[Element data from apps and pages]
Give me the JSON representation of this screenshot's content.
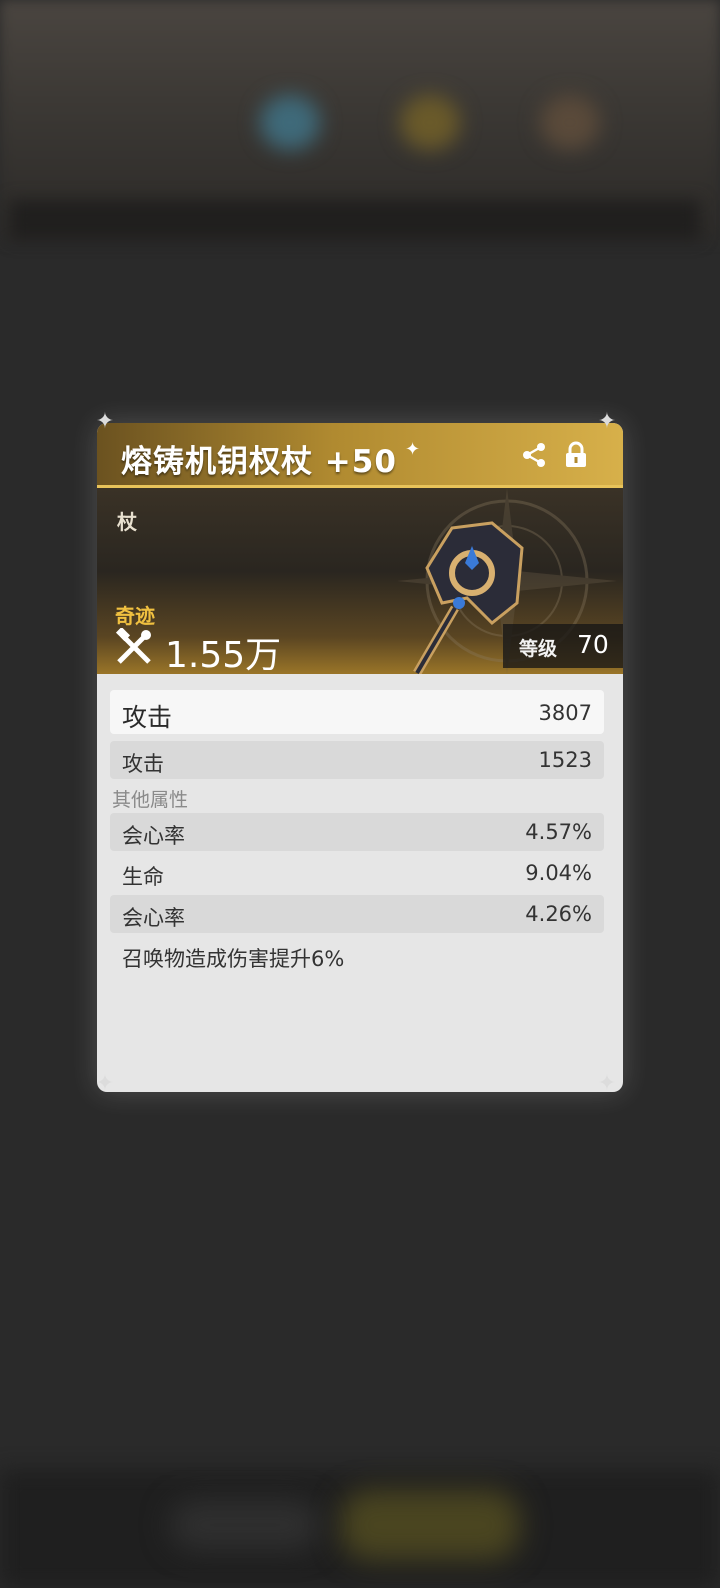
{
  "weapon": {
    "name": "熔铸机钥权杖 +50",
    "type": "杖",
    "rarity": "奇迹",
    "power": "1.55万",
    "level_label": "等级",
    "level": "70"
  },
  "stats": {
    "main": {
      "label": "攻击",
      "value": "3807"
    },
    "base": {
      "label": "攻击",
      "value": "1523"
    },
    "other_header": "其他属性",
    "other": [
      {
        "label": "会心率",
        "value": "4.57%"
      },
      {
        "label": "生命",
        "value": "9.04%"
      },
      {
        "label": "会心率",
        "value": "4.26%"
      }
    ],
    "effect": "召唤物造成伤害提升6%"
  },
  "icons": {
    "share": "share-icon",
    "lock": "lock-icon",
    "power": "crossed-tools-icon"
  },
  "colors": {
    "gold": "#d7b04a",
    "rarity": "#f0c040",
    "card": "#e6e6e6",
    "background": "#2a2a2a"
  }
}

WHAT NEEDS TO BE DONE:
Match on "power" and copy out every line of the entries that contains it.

SOLUTION:
    "power": "1.55万",
    "power": "crossed-tools-icon"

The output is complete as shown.